By Dimitris Kontogiannis
Greece has surprised many pundits by achieving a bigger-than-estimated primary budget surplus last year but it has a long way to go to reach a much higher level consistent with sustainable debt.
However, relying on fiscal orthodoxy to bring the debt ratio down to Maastricht levels is a risky route. It is not favorable to growth and is vulnerable to external and internal shocks – as recent political developments have demonstrated. Therefore, the government and the eurozone creditors should come up with a credible plan to boost economic growth in the medium term and deal more effectively with the debt overhang. Germany and Chancellor Merkel could play a constructive role to this extent.
It is not easy but it is possible for the Greek gross general government debt ratio to be reduced to a targeted 124 percent of GDP in 2020, as envisaged by the finance ministers of eurozone members in November 2012, from more than 170 percent last year. It requires that Greece attains a primary surplus of around 4 to 4.5 percent of GDP in 2016 and keeps it around that level for several years.
Having state revenues exceed spending, excluding interest payments, by about 9 billion euros in 2016 and beyond is a tall order.

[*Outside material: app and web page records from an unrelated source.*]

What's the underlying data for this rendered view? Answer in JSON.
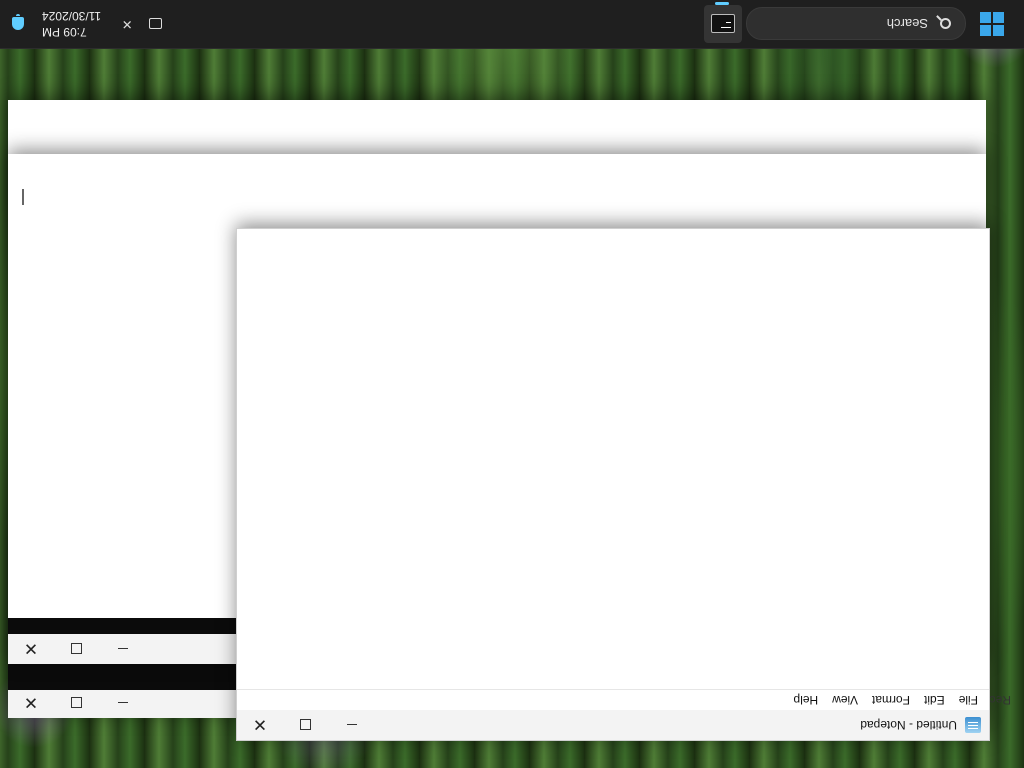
{
  "notepad": {
    "title": "Untitled - Notepad",
    "menu": [
      "File",
      "Edit",
      "Format",
      "View",
      "Help"
    ],
    "menu_cut_label": "Rec"
  },
  "taskbar": {
    "search_placeholder": "Search",
    "time": "7:09 PM",
    "date": "11/30/2024",
    "pinned_app": "terminal-icon"
  },
  "colors": {
    "taskbar": "#1f1f1f",
    "accent": "#3aa7ea",
    "window_titlebar": "#f3f3f3"
  }
}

That said, last year’s 2.5- to 3-billion-euro surplus indicates it is possible, even if one takes out one-off items, given the GDP contraction by a revised 3.9 percent.

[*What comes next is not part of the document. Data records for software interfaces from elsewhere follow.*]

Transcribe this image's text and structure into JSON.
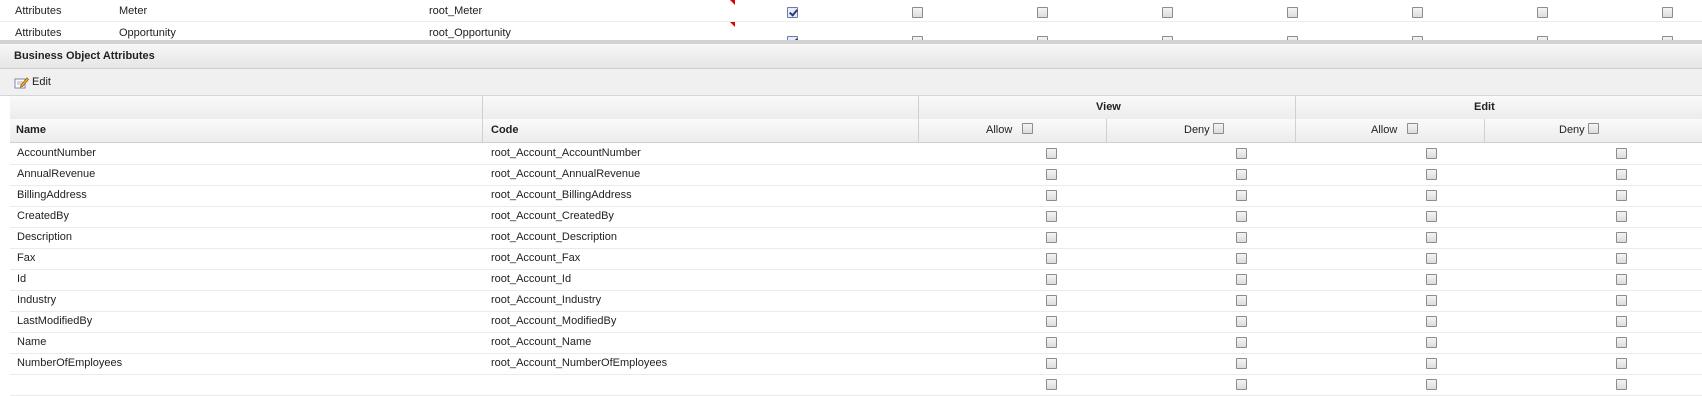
{
  "top_grid": {
    "rows": [
      {
        "type": "Attributes",
        "name": "Meter",
        "code": "root_Meter",
        "checks": [
          true,
          false,
          false,
          false,
          false,
          false,
          false,
          false,
          false
        ]
      },
      {
        "type": "Attributes",
        "name": "Opportunity",
        "code": "root_Opportunity",
        "checks": [
          true,
          false,
          false,
          false,
          false,
          false,
          false,
          false,
          false
        ]
      }
    ]
  },
  "panel": {
    "title": "Business Object Attributes"
  },
  "toolbar": {
    "edit_label": "Edit"
  },
  "grid": {
    "group_view": "View",
    "group_edit": "Edit",
    "col_name": "Name",
    "col_code": "Code",
    "col_allow": "Allow",
    "col_deny": "Deny",
    "rows": [
      {
        "name": "AccountNumber",
        "code": "root_Account_AccountNumber"
      },
      {
        "name": "AnnualRevenue",
        "code": "root_Account_AnnualRevenue"
      },
      {
        "name": "BillingAddress",
        "code": "root_Account_BillingAddress"
      },
      {
        "name": "CreatedBy",
        "code": "root_Account_CreatedBy"
      },
      {
        "name": "Description",
        "code": "root_Account_Description"
      },
      {
        "name": "Fax",
        "code": "root_Account_Fax"
      },
      {
        "name": "Id",
        "code": "root_Account_Id"
      },
      {
        "name": "Industry",
        "code": "root_Account_Industry"
      },
      {
        "name": "LastModifiedBy",
        "code": "root_Account_ModifiedBy"
      },
      {
        "name": "Name",
        "code": "root_Account_Name"
      },
      {
        "name": "NumberOfEmployees",
        "code": "root_Account_NumberOfEmployees"
      },
      {
        "name": "",
        "code": ""
      }
    ]
  },
  "icons": {
    "edit": "edit-pencil-icon",
    "dirty": "dirty-flag-icon"
  },
  "colors": {
    "dirty_flag": "#dd0000",
    "header_bg": "#ececec",
    "checked": "#2a3a7a"
  }
}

It should be noted that the 2013 figure does not include money spent for the recapitalization of Greek banks. There is another way to look at it by focusing on the primary balance adjusted for the ups and downs of the economy, the so-called structural or cyclically adjusted primary balance.

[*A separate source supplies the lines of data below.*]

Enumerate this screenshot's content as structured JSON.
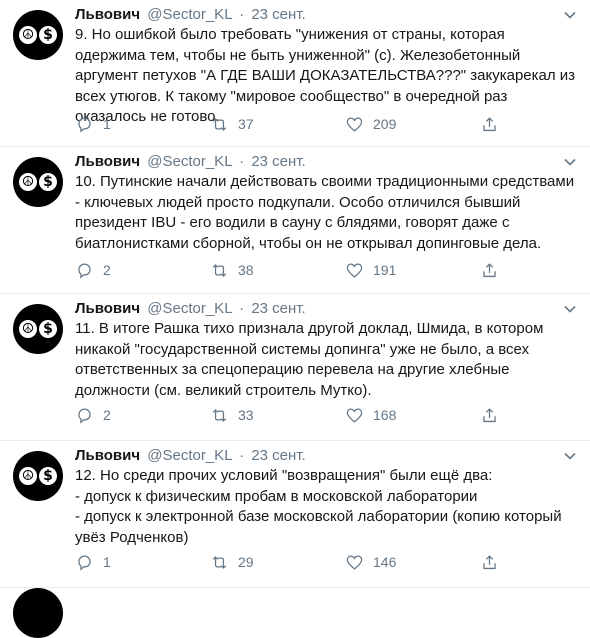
{
  "tweets": [
    {
      "name": "Львович",
      "handle": "@Sector_KL",
      "sep": "·",
      "date": "23 сент.",
      "text": "9. Но ошибкой было требовать \"унижения от страны, которая одержима тем, чтобы не быть униженной\" (с). Железобетонный аргумент петухов \"А ГДЕ ВАШИ ДОКАЗАТЕЛЬСТВА???\" закукарекал из всех утюгов. К такому \"мировое сообщество\" в очередной раз оказалось не готово.",
      "replies": "1",
      "retweets": "37",
      "likes": "209"
    },
    {
      "name": "Львович",
      "handle": "@Sector_KL",
      "sep": "·",
      "date": "23 сент.",
      "text": "10. Путинские начали действовать своими традиционными средствами - ключевых людей просто подкупали. Особо отличился бывший президент IBU - его водили в сауну с блядями, говорят даже с биатлонистками сборной, чтобы он не открывал допинговые дела.",
      "replies": "2",
      "retweets": "38",
      "likes": "191"
    },
    {
      "name": "Львович",
      "handle": "@Sector_KL",
      "sep": "·",
      "date": "23 сент.",
      "text": "11. В итоге Рашка тихо признала другой доклад, Шмида, в котором никакой \"государственной системы допинга\" уже не было, а всех ответственных за спецоперацию перевела на другие хлебные должности (см. великий строитель Мутко).",
      "replies": "2",
      "retweets": "33",
      "likes": "168"
    },
    {
      "name": "Львович",
      "handle": "@Sector_KL",
      "sep": "·",
      "date": "23 сент.",
      "text": "12. Но среди прочих условий \"возвращения\" были ещё два:\n- допуск к физическим пробам в московской лаборатории\n- допуск к электронной базе московской лаборатории (копию который увёз Родченков)",
      "replies": "1",
      "retweets": "29",
      "likes": "146"
    }
  ],
  "avatar": {
    "left_symbol": "☮",
    "right_symbol": "$"
  },
  "colors": {
    "text": "#14171a",
    "muted": "#657786",
    "divider": "#e6ecf0"
  },
  "icons": [
    "reply-icon",
    "retweet-icon",
    "like-icon",
    "share-icon",
    "chevron-down-icon"
  ]
}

The European Commission has projected that Greece will post a primary surplus in excess of 7 percent of potential GDP in 2014 and above 6 percent in 2015, that is, if its economy is working on all cylinders. Prior to the crisis, the potential GDP growth was estimated between 2.5 and 3.5 percent but it must have come down since then and likely stands somewhere between 1.5 and 2.5 percent now. Assuming the economy picks up steam and grows by 3 percent annually or more from 2016 on, projected in the program, Greece can produce a primary surplus of 9 billion euros or 4-4.5 percent of GDP.
However, this is a risky route since any adverse external – i.e. recession in the eurozone – or internal events – i.e. politics – could derail the fiscal consolidation enough to miss the surplus target. This is more so since the process is supposed to last several years and entails the transfer of fiscal resources to the servicing of public debt, which is unlikely to be favorable for growth. In addition, this approach entails a long period of high debt ratios. It is therefore necessary that fiscal consolidation is supplemented by other means to deal effectively with the debt overhang.
It would be unrealistic to expect the ECB to make things easier for Greece or other debtors by setting a higher inflation target given German opposition to such a move. It is also unrealistic to expect a haircut on the Greek nominal debt since some creditors oppose it fiercely. It is, however, reasonable to expect that the Eurogroup will make good on its November 2012 promise for measures to provide debt relief. This will likely take the form of lower interest rates on the EU bilateral loans (GLF) of the first bailout, amounting to 52.9 billion euros, and the extension of maturities. It would be helpful in somewhat cutting annual interest payments and postponing the repayment of principal but it will not be effective in tackling the debt overhang issue.
Fiscal orthodoxy and the expected debt relief measures, however welcome, will not be enough to cut the Greek debt-to-GDP ratio drastically and drive it down to the Maastricht criterion of 60 percent in the long-run. So, the strategy should be supplemented by an investment plan to boost growth. This cannot be a Greek affair alone since there will not be enough resources from local banks, even after the second round of capital increases, and other domestic institutions to fund the projects.
Visiting Chancellor Merkel’s help in mobilizing available EU resources via the EIB and others, to fund such a plan, resembling the post-war Marshall Plan, in Greece and other southern countries, could boost growth rates, especially if it targets investments in tradable goods and services to prop up exports. This would also be good for northern countries since rising living standards in Greece and other countries, following the severe economic downturn, will make it possible for them to export more. Of course, such plans are easier said than done, as the recent experience with the Institute for Growth (IfG) illustrates. The latter, in which foreign banks such as Germany’s KfW and potentially the EIB along with Greek private investors would participate in its capital, has yet to operate. IfG, also called the Greek growth or investment fund, was supposed to already be up and running, providing mainly cheaper funding to small and medium-sized firms.
Fiscal consolidation is necessary for debt-ridden countries like Greece. However, history shoes us that large debt-to-GDP ratio reductions have relied more on growth rates and low borrowing costs than budgetary discipline. This is more so when the required primary surpluses to drive the debt ratio down are sizeable and have to persist for many years. Given the creditors’ unwillingness to write down the Greek public debt, the next best course of action is to boost growth via a major investment plan. Chancellor Merkel can be instrumental in this.